“The two-year contract is telling,” a supplier source told Metal Bulletin on Friday September 21. “Consumers are a little scared. They want to lock up supply because the US market is not very liquid, and any [material] not committed will be directed to Europe or to [East Asia], where there are far more buyers.”
Multi-year contracts are very unusual in the noble alloys markets, and are not expected to become the norm, market sources added.
The AMG Vanadium contract has been booked on a formula basis, according to sources, but the discount element of the formula has yet to be confirmed.
Long-term contracts for ferro-vanadium in the US are typically tied to third-party price assessments, such as Metal Bulletin’s assessment for ferro-vanadium, in-warehouse Pittsburgh. The parties involved then agree a discount to the published price, to take prevailing market fundamentals into account.
Overall, long-term contract formula discounts are expected to shrink on a year-on-year basis, according to several sources.
Last year, formula discounts in both the US and European markets were predominantly agreed at 3-5%
, with larger mills typically able to secure contracts on the high end of the range. Discounts of around 6% to third-party price references, or even in double-digit percentages, have often been seen in recent years.
But while 2019 discounts have mostly yet to be negotiated, market participants expect discounts to be slightly lower than last year, with suppliers leveraging expected global supply constraints against consumers.
“We are offering very low discount rates and some consumers look to be ready to go, because they don’t want to wait until the year-end and risk losing out on securing supplies,” a second supplier source explained.
Significant price increases over the month of September have fueled further concern about 2019 contract negotiations.
European ferro-vanadium prices
reached $98.50-101.00 per kg on September 19, up by 5.56% from $93-96 per kg on September 14, according to Metal Bulletin’s latest assessment. This was their highest level since June 2005
Global supply constraints have helped to elevate prices throughout the year, but the recent steep rises have put further pressure on buyers to act. Since the start of September, the ferro-vanadium market has risen rapidly, with prices up by 23.6% from $80.20-81.20 per kg on August 31.
As a result, several large mills have opened negotiations in an effort to get ahead of the market and ensure that they are fully supplied over the coming year. This is particularly true in the European market, with several traders and suppliers noting that large mills have entered the market to engage in long-term negotiations.
“Three large buyers are already in the market for their long-term contracts. They want to secure material before they lose even more leverage,” a European supplier source explained.

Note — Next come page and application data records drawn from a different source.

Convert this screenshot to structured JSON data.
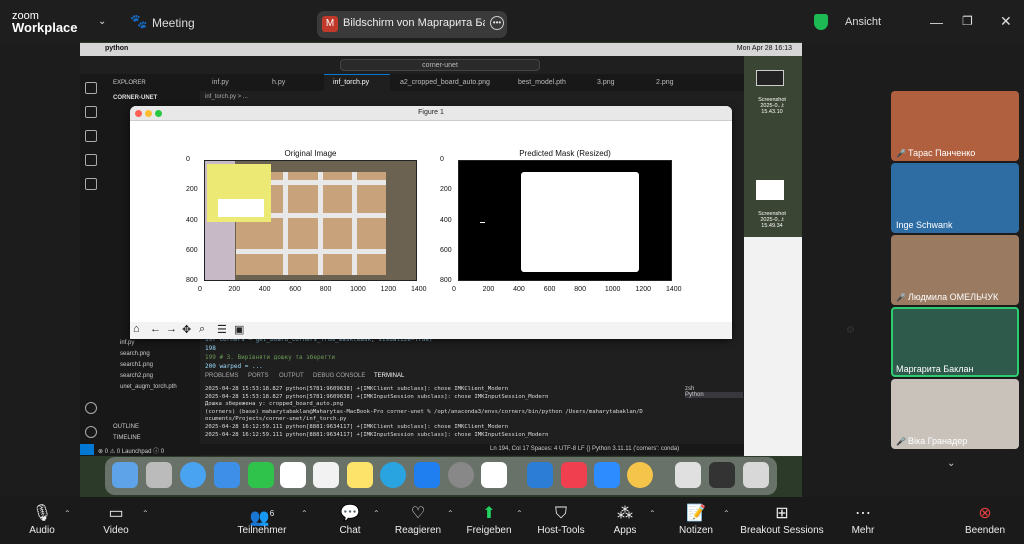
{
  "topbar": {
    "brand_line1": "zoom",
    "brand_line2": "Workplace",
    "meeting_label": "Meeting",
    "share_initial": "M",
    "share_label": "Bildschirm von Маргарита Баклан",
    "view_label": "Ansicht"
  },
  "mac_menubar": {
    "app": "python",
    "datetime": "Mon Apr 28  16:13"
  },
  "vscode": {
    "command_center": "corner-unet",
    "explorer_title": "EXPLORER",
    "project_title": "CORNER-UNET",
    "breadcrumb": "inf_torch.py > ...",
    "tabs": [
      "inf.py",
      "h.py",
      "inf_torch.py",
      "a2_cropped_board_auto.png",
      "best_model.pth",
      "3.png",
      "2.png"
    ],
    "files": [
      "inf.py",
      "search.png",
      "search1.png",
      "search2.png",
      "unet_augm_torch.pth"
    ],
    "outline_label": "OUTLINE",
    "timeline_label": "TIMELINE",
    "code_lines": [
      "197    corners = get_board_corners_from_mask(mask, visualize=True)",
      "198",
      "199    # 3. Вирівняти дошку та зберегти",
      "200    warped = ..."
    ],
    "panel_tabs": [
      "PROBLEMS",
      "PORTS",
      "OUTPUT",
      "DEBUG CONSOLE",
      "TERMINAL"
    ],
    "terminal_lines": [
      "2025-04-28 15:53:18.827 python[5781:9609638] +[IMKClient subclass]: chose IMKClient_Modern",
      "2025-04-28 15:53:18.827 python[5781:9609638] +[IMKInputSession subclass]: chose IMKInputSession_Modern",
      "Дошка збережена у: cropped_board_auto.png",
      "(corners) (base) maharytabaklan@Maharytas-MacBook-Pro corner-unet % /opt/anaconda3/envs/corners/bin/python /Users/maharytabaklan/D",
      "ocuments/Projects/corner-unet/inf_torch.py",
      "2025-04-28 16:12:59.111 python[8881:9634117] +[IMKClient subclass]: chose IMKClient_Modern",
      "2025-04-28 16:12:59.111 python[8881:9634117] +[IMKInputSession subclass]: chose IMKInputSession_Modern"
    ],
    "terminal_list": [
      "zsh",
      "Python"
    ],
    "status_left": "⊗ 0 ⚠ 0   Launchpad   ⓘ 0",
    "status_right": "Ln 194, Col 17   Spaces: 4   UTF-8   LF   {} Python   3.11.11 ('corners': conda)"
  },
  "figure": {
    "window_title": "Figure 1",
    "left_title": "Original Image",
    "right_title": "Predicted Mask (Resized)",
    "x_ticks": [
      "0",
      "200",
      "400",
      "600",
      "800",
      "1000",
      "1200",
      "1400"
    ],
    "y_ticks": [
      "0",
      "200",
      "400",
      "600",
      "800"
    ]
  },
  "desktop": {
    "screenshot1": "Screenshot 2025-0...t 15.43.10",
    "screenshot2": "Screenshot 2025-0...t 15.49.34"
  },
  "participants": [
    {
      "name": "Тарас Панченко",
      "muted": true
    },
    {
      "name": "Inge Schwank",
      "muted": false
    },
    {
      "name": "Людмила ОМЕЛЬЧУК",
      "muted": true
    },
    {
      "name": "Маргарита Баклан",
      "muted": false
    },
    {
      "name": "Віка Гранадер",
      "muted": true
    }
  ],
  "toolbar": {
    "audio": "Audio",
    "video": "Video",
    "participants": "Teilnehmer",
    "participants_count": "6",
    "chat": "Chat",
    "reactions": "Reagieren",
    "share": "Freigeben",
    "host_tools": "Host-Tools",
    "apps": "Apps",
    "notes": "Notizen",
    "breakout": "Breakout Sessions",
    "more": "Mehr",
    "end": "Beenden"
  },
  "colors": {
    "share_green": "#23d160",
    "end_red": "#e34040",
    "active_border": "#2ecc71",
    "vscode_accent": "#0078d4"
  }
}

Meanwhile, US ferro-vanadium spot prices were largely stagnating due to a lack of liquidity in the domestic market in the first half of September.
But prices have begun to catch up, rising to $42.80-45.00 per lb on September 20
, up by 9.75% from $39.75-40.25 per lb previously, according to American Metal Market’s latest assessment.
In addition to global supply constraints, the elevated prices have limited the restocking options available to most traders, leaving a much more consolidated picture of supply in both the European and US markets.
Market participants expect mills in both Europe and the US to continue to conduct long-term negotiations earlier than usual, to ensure supply coverage. Contract discussions are likely to continue next week at Metal Bulletin’s North American Ferro-alloys Conference in Chicago.